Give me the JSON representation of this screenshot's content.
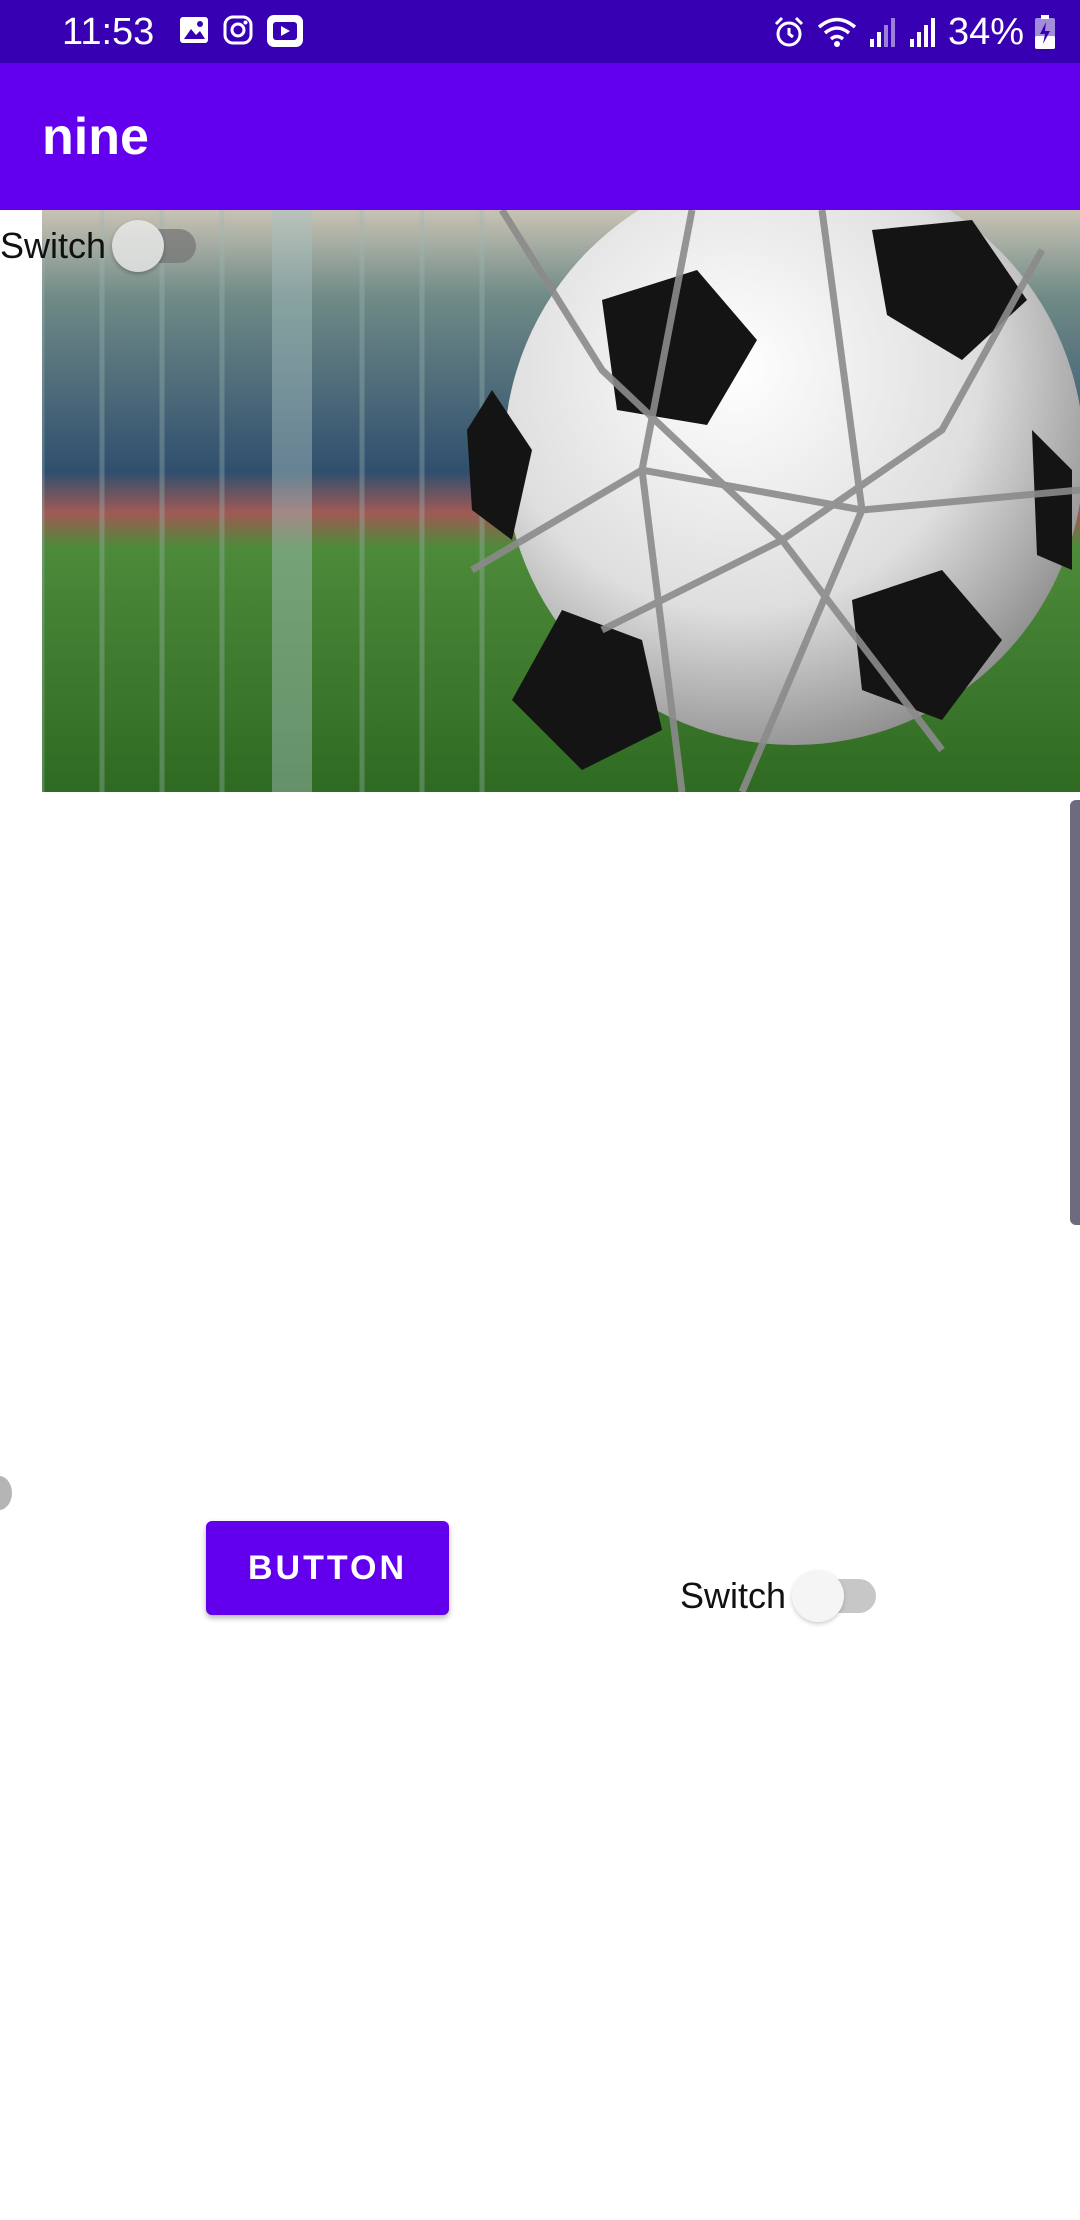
{
  "status_bar": {
    "time": "11:53",
    "battery": "34%",
    "icons_left": [
      "gallery-icon",
      "instagram-icon",
      "video-app-icon"
    ],
    "icons_right": [
      "alarm-icon",
      "wifi-icon",
      "signal-icon",
      "signal-icon",
      "battery-charging-icon"
    ]
  },
  "app_bar": {
    "title": "nine"
  },
  "image": {
    "subject": "soccer-ball-in-net"
  },
  "switch_top": {
    "label": "Switch",
    "checked": false
  },
  "button": {
    "label": "BUTTON"
  },
  "switch_bottom": {
    "label": "Switch",
    "checked": false
  },
  "colors": {
    "status_bar": "#3700b3",
    "primary": "#6200ee",
    "background": "#ffffff"
  }
}
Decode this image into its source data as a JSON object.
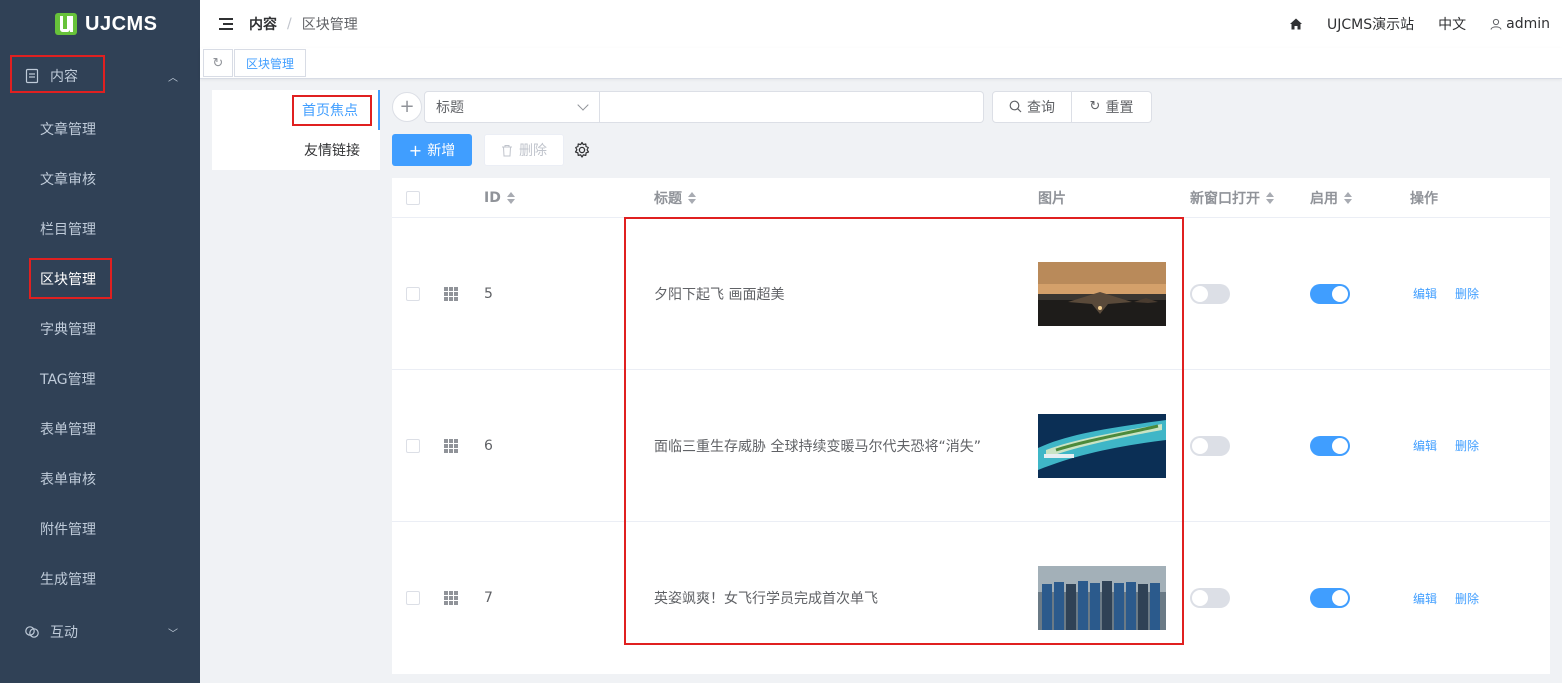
{
  "app": {
    "brand": "UJCMS"
  },
  "sidebar": {
    "groups": [
      {
        "label": "内容",
        "icon": "document-icon",
        "expanded": true
      },
      {
        "label": "互动",
        "icon": "interact-icon",
        "expanded": false
      }
    ],
    "items": [
      {
        "label": "文章管理"
      },
      {
        "label": "文章审核"
      },
      {
        "label": "栏目管理"
      },
      {
        "label": "区块管理",
        "active": true
      },
      {
        "label": "字典管理"
      },
      {
        "label": "TAG管理"
      },
      {
        "label": "表单管理"
      },
      {
        "label": "表单审核"
      },
      {
        "label": "附件管理"
      },
      {
        "label": "生成管理"
      }
    ]
  },
  "header": {
    "breadcrumb": [
      "内容",
      "区块管理"
    ],
    "site": "UJCMS演示站",
    "language": "中文",
    "user": "admin"
  },
  "tags": {
    "active": "区块管理"
  },
  "left_panel": {
    "items": [
      {
        "label": "首页焦点",
        "active": true
      },
      {
        "label": "友情链接",
        "active": false
      }
    ]
  },
  "search": {
    "field": "标题",
    "input_value": "",
    "query_label": "查询",
    "reset_label": "重置"
  },
  "actions": {
    "add_label": "新增",
    "delete_label": "删除"
  },
  "table": {
    "columns": {
      "id": "ID",
      "title": "标题",
      "image": "图片",
      "new_window": "新窗口打开",
      "enabled": "启用",
      "ops": "操作"
    },
    "rows": [
      {
        "id": "5",
        "title": "夕阳下起飞 画面超美",
        "new_window": false,
        "enabled": true,
        "thumb_colors": [
          "#3a3631",
          "#d4a06a",
          "#9a6a3a",
          "#1e1c1a"
        ]
      },
      {
        "id": "6",
        "title": "面临三重生存威胁 全球持续变暖马尔代夫恐将“消失”",
        "new_window": false,
        "enabled": true,
        "thumb_colors": [
          "#10436b",
          "#3fb6c7",
          "#c9e3c4",
          "#0b2f55"
        ]
      },
      {
        "id": "7",
        "title": "英姿飒爽！女飞行学员完成首次单飞",
        "new_window": false,
        "enabled": true,
        "thumb_colors": [
          "#6a7a86",
          "#2b5a8c",
          "#a3b0b8",
          "#2f4256"
        ]
      }
    ],
    "edit_label": "编辑",
    "delete_label": "删除"
  },
  "colors": {
    "primary": "#409eff",
    "sidebar_bg": "#304156",
    "highlight": "#e02020"
  }
}
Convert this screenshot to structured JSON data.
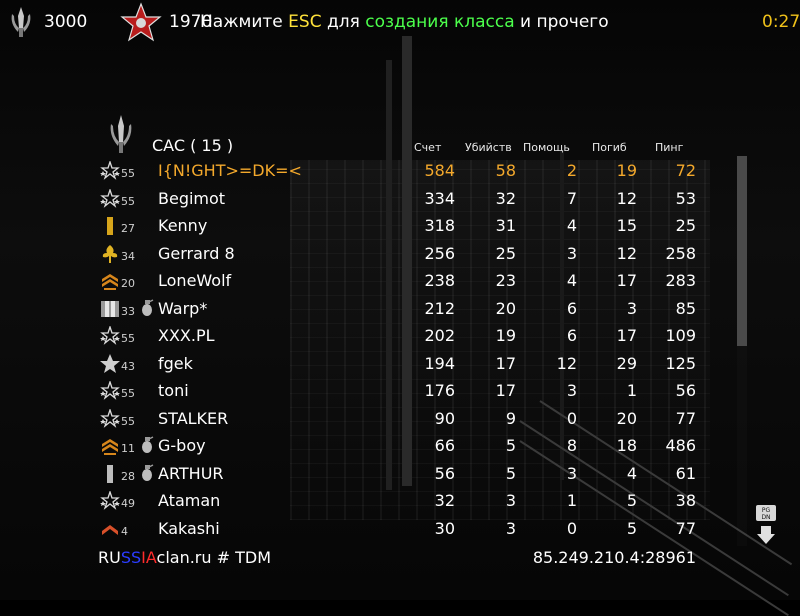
{
  "hud": {
    "left_icon": "knife-emblem-icon",
    "score": "3000",
    "opponent_icon": "red-star-icon",
    "opponent_score": "1970",
    "message_prefix": "Нажмите ",
    "message_key": "ESC",
    "message_mid": " для ",
    "message_action": "создания класса",
    "message_suffix": "  и прочего",
    "timer": "0:27",
    "colors": {
      "key": "#ffe23a",
      "action": "#4cff4c",
      "timer": "#f0c21a"
    }
  },
  "scoreboard": {
    "team_icon": "knife-emblem-icon",
    "team_label": "CAC  ( 15 )",
    "columns": [
      "Счет",
      "Убийств",
      "Помощь",
      "Погиб",
      "Пинг"
    ],
    "highlight_color": "#f4a92c",
    "players": [
      {
        "rank": "55",
        "rank_icon": "star-rank-icon",
        "perk": "",
        "name": "I{N!GHT>=DK=<",
        "score": "584",
        "kills": "58",
        "assists": "2",
        "deaths": "19",
        "ping": "72",
        "highlight": true
      },
      {
        "rank": "55",
        "rank_icon": "star-rank-icon",
        "perk": "",
        "name": "Begimot",
        "score": "334",
        "kills": "32",
        "assists": "7",
        "deaths": "12",
        "ping": "53",
        "highlight": false
      },
      {
        "rank": "27",
        "rank_icon": "gold-bar-rank-icon",
        "perk": "",
        "name": "Kenny",
        "score": "318",
        "kills": "31",
        "assists": "4",
        "deaths": "15",
        "ping": "25",
        "highlight": false
      },
      {
        "rank": "34",
        "rank_icon": "oak-leaf-rank-icon",
        "perk": "",
        "name": "Gerrard  8",
        "score": "256",
        "kills": "25",
        "assists": "3",
        "deaths": "12",
        "ping": "258",
        "highlight": false
      },
      {
        "rank": "20",
        "rank_icon": "sergeant-chevron-rank-icon",
        "perk": "",
        "name": "LoneWolf",
        "score": "238",
        "kills": "23",
        "assists": "4",
        "deaths": "17",
        "ping": "283",
        "highlight": false
      },
      {
        "rank": "33",
        "rank_icon": "double-bar-rank-icon",
        "perk": "grenade-icon",
        "name": "Warp*",
        "score": "212",
        "kills": "20",
        "assists": "6",
        "deaths": "3",
        "ping": "85",
        "highlight": false
      },
      {
        "rank": "55",
        "rank_icon": "star-rank-icon",
        "perk": "",
        "name": "XXX.PL",
        "score": "202",
        "kills": "19",
        "assists": "6",
        "deaths": "17",
        "ping": "109",
        "highlight": false
      },
      {
        "rank": "43",
        "rank_icon": "silver-star-rank-icon",
        "perk": "",
        "name": "fgek",
        "score": "194",
        "kills": "17",
        "assists": "12",
        "deaths": "29",
        "ping": "125",
        "highlight": false
      },
      {
        "rank": "55",
        "rank_icon": "star-rank-icon",
        "perk": "",
        "name": "toni",
        "score": "176",
        "kills": "17",
        "assists": "3",
        "deaths": "1",
        "ping": "56",
        "highlight": false
      },
      {
        "rank": "55",
        "rank_icon": "star-rank-icon",
        "perk": "",
        "name": "STALKER",
        "score": "90",
        "kills": "9",
        "assists": "0",
        "deaths": "20",
        "ping": "77",
        "highlight": false
      },
      {
        "rank": "11",
        "rank_icon": "sergeant-chevron-rank-icon",
        "perk": "grenade-icon",
        "name": "G-boy",
        "score": "66",
        "kills": "5",
        "assists": "8",
        "deaths": "18",
        "ping": "486",
        "highlight": false
      },
      {
        "rank": "28",
        "rank_icon": "silver-bar-rank-icon",
        "perk": "grenade-icon",
        "name": "ARTHUR",
        "score": "56",
        "kills": "5",
        "assists": "3",
        "deaths": "4",
        "ping": "61",
        "highlight": false
      },
      {
        "rank": "49",
        "rank_icon": "star-rank-icon",
        "perk": "",
        "name": "Ataman",
        "score": "32",
        "kills": "3",
        "assists": "1",
        "deaths": "5",
        "ping": "38",
        "highlight": false
      },
      {
        "rank": "4",
        "rank_icon": "private-chevron-rank-icon",
        "perk": "",
        "name": "Kakashi",
        "score": "30",
        "kills": "3",
        "assists": "0",
        "deaths": "5",
        "ping": "77",
        "highlight": false
      }
    ]
  },
  "footer": {
    "server_name_part1": "RU",
    "server_name_part2": "SS",
    "server_name_part3": "IA",
    "server_name_rest": "clan.ru # TDM",
    "server_address": "85.249.210.4:28961",
    "pgdn_icon": "pgdn-arrow-icon",
    "pgdn_label": "PG DN"
  }
}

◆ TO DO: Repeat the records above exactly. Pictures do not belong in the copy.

◆ RESPONSE:
Give me the JSON representation of this screenshot's content.
{
  "status_bar": {
    "time": "11:53",
    "battery": "34%",
    "icons_left": [
      "gallery-icon",
      "instagram-icon",
      "video-app-icon"
    ],
    "icons_right": [
      "alarm-icon",
      "wifi-icon",
      "signal-icon",
      "signal-icon",
      "battery-charging-icon"
    ]
  },
  "app_bar": {
    "title": "nine"
  },
  "image": {
    "subject": "soccer-ball-in-net"
  },
  "switch_top": {
    "label": "Switch",
    "checked": false
  },
  "button": {
    "label": "BUTTON"
  },
  "switch_bottom": {
    "label": "Switch",
    "checked": false
  },
  "colors": {
    "status_bar": "#3700b3",
    "primary": "#6200ee",
    "background": "#ffffff"
  }
}
Decode this image into its source data as a JSON object.
{
  "app": {
    "brand": "UJCMS"
  },
  "sidebar": {
    "groups": [
      {
        "label": "内容",
        "icon": "document-icon",
        "expanded": true
      },
      {
        "label": "互动",
        "icon": "interact-icon",
        "expanded": false
      }
    ],
    "items": [
      {
        "label": "文章管理"
      },
      {
        "label": "文章审核"
      },
      {
        "label": "栏目管理"
      },
      {
        "label": "区块管理",
        "active": true
      },
      {
        "label": "字典管理"
      },
      {
        "label": "TAG管理"
      },
      {
        "label": "表单管理"
      },
      {
        "label": "表单审核"
      },
      {
        "label": "附件管理"
      },
      {
        "label": "生成管理"
      }
    ]
  },
  "header": {
    "breadcrumb": [
      "内容",
      "区块管理"
    ],
    "site": "UJCMS演示站",
    "language": "中文",
    "user": "admin"
  },
  "tags": {
    "active": "区块管理"
  },
  "left_panel": {
    "items": [
      {
        "label": "首页焦点",
        "active": true
      },
      {
        "label": "友情链接",
        "active": false
      }
    ]
  },
  "search": {
    "field": "标题",
    "input_value": "",
    "query_label": "查询",
    "reset_label": "重置"
  },
  "actions": {
    "add_label": "新增",
    "delete_label": "删除"
  },
  "table": {
    "columns": {
      "id": "ID",
      "title": "标题",
      "image": "图片",
      "new_window": "新窗口打开",
      "enabled": "启用",
      "ops": "操作"
    },
    "rows": [
      {
        "id": "5",
        "title": "夕阳下起飞 画面超美",
        "new_window": false,
        "enabled": true,
        "thumb_colors": [
          "#3a3631",
          "#d4a06a",
          "#9a6a3a",
          "#1e1c1a"
        ]
      },
      {
        "id": "6",
        "title": "面临三重生存威胁 全球持续变暖马尔代夫恐将“消失”",
        "new_window": false,
        "enabled": true,
        "thumb_colors": [
          "#10436b",
          "#3fb6c7",
          "#c9e3c4",
          "#0b2f55"
        ]
      },
      {
        "id": "7",
        "title": "英姿飒爽！女飞行学员完成首次单飞",
        "new_window": false,
        "enabled": true,
        "thumb_colors": [
          "#6a7a86",
          "#2b5a8c",
          "#a3b0b8",
          "#2f4256"
        ]
      }
    ],
    "edit_label": "编辑",
    "delete_label": "删除"
  },
  "colors": {
    "primary": "#409eff",
    "sidebar_bg": "#304156",
    "highlight": "#e02020"
  }
}
Convert this screenshot to structured JSON data.
{
  "hud": {
    "left_icon": "knife-emblem-icon",
    "score": "3000",
    "opponent_icon": "red-star-icon",
    "opponent_score": "1970",
    "message_prefix": "Нажмите ",
    "message_key": "ESC",
    "message_mid": " для ",
    "message_action": "создания класса",
    "message_suffix": "  и прочего",
    "timer": "0:27",
    "colors": {
      "key": "#ffe23a",
      "action": "#4cff4c",
      "timer": "#f0c21a"
    }
  },
  "scoreboard": {
    "team_icon": "knife-emblem-icon",
    "team_label": "CAC  ( 15 )",
    "columns": [
      "Счет",
      "Убийств",
      "Помощь",
      "Погиб",
      "Пинг"
    ],
    "highlight_color": "#f4a92c",
    "players": [
      {
        "rank": "55",
        "rank_icon": "star-rank-icon",
        "perk": "",
        "name": "I{N!GHT>=DK=<",
        "score": "584",
        "kills": "58",
        "assists": "2",
        "deaths": "19",
        "ping": "72",
        "highlight": true
      },
      {
        "rank": "55",
        "rank_icon": "star-rank-icon",
        "perk": "",
        "name": "Begimot",
        "score": "334",
        "kills": "32",
        "assists": "7",
        "deaths": "12",
        "ping": "53",
        "highlight": false
      },
      {
        "rank": "27",
        "rank_icon": "gold-bar-rank-icon",
        "perk": "",
        "name": "Kenny",
        "score": "318",
        "kills": "31",
        "assists": "4",
        "deaths": "15",
        "ping": "25",
        "highlight": false
      },
      {
        "rank": "34",
        "rank_icon": "oak-leaf-rank-icon",
        "perk": "",
        "name": "Gerrard  8",
        "score": "256",
        "kills": "25",
        "assists": "3",
        "deaths": "12",
        "ping": "258",
        "highlight": false
      },
      {
        "rank": "20",
        "rank_icon": "sergeant-chevron-rank-icon",
        "perk": "",
        "name": "LoneWolf",
        "score": "238",
        "kills": "23",
        "assists": "4",
        "deaths": "17",
        "ping": "283",
        "highlight": false
      },
      {
        "rank": "33",
        "rank_icon": "double-bar-rank-icon",
        "perk": "grenade-icon",
        "name": "Warp*",
        "score": "212",
        "kills": "20",
        "assists": "6",
        "deaths": "3",
        "ping": "85",
        "highlight": false
      },
      {
        "rank": "55",
        "rank_icon": "star-rank-icon",
        "perk": "",
        "name": "XXX.PL",
        "score": "202",
        "kills": "19",
        "assists": "6",
        "deaths": "17",
        "ping": "109",
        "highlight": false
      },
      {
        "rank": "43",
        "rank_icon": "silver-star-rank-icon",
        "perk": "",
        "name": "fgek",
        "score": "194",
        "kills": "17",
        "assists": "12",
        "deaths": "29",
        "ping": "125",
        "highlight": false
      },
      {
        "rank": "55",
        "rank_icon": "star-rank-icon",
        "perk": "",
        "name": "toni",
        "score": "176",
        "kills": "17",
        "assists": "3",
        "deaths": "1",
        "ping": "56",
        "highlight": false
      },
      {
        "rank": "55",
        "rank_icon": "star-rank-icon",
        "perk": "",
        "name": "STALKER",
        "score": "90",
        "kills": "9",
        "assists": "0",
        "deaths": "20",
        "ping": "77",
        "highlight": false
      },
      {
        "rank": "11",
        "rank_icon": "sergeant-chevron-rank-icon",
        "perk": "grenade-icon",
        "name": "G-boy",
        "score": "66",
        "kills": "5",
        "assists": "8",
        "deaths": "18",
        "ping": "486",
        "highlight": false
      },
      {
        "rank": "28",
        "rank_icon": "silver-bar-rank-icon",
        "perk": "grenade-icon",
        "name": "ARTHUR",
        "score": "56",
        "kills": "5",
        "assists": "3",
        "deaths": "4",
        "ping": "61",
        "highlight": false
      },
      {
        "rank": "49",
        "rank_icon": "star-rank-icon",
        "perk": "",
        "name": "Ataman",
        "score": "32",
        "kills": "3",
        "assists": "1",
        "deaths": "5",
        "ping": "38",
        "highlight": false
      },
      {
        "rank": "4",
        "rank_icon": "private-chevron-rank-icon",
        "perk": "",
        "name": "Kakashi",
        "score": "30",
        "kills": "3",
        "assists": "0",
        "deaths": "5",
        "ping": "77",
        "highlight": false
      }
    ]
  },
  "footer": {
    "server_name_part1": "RU",
    "server_name_part2": "SS",
    "server_name_part3": "IA",
    "server_name_rest": "clan.ru # TDM",
    "server_address": "85.249.210.4:28961",
    "pgdn_icon": "pgdn-arrow-icon",
    "pgdn_label": "PG DN"
  }
}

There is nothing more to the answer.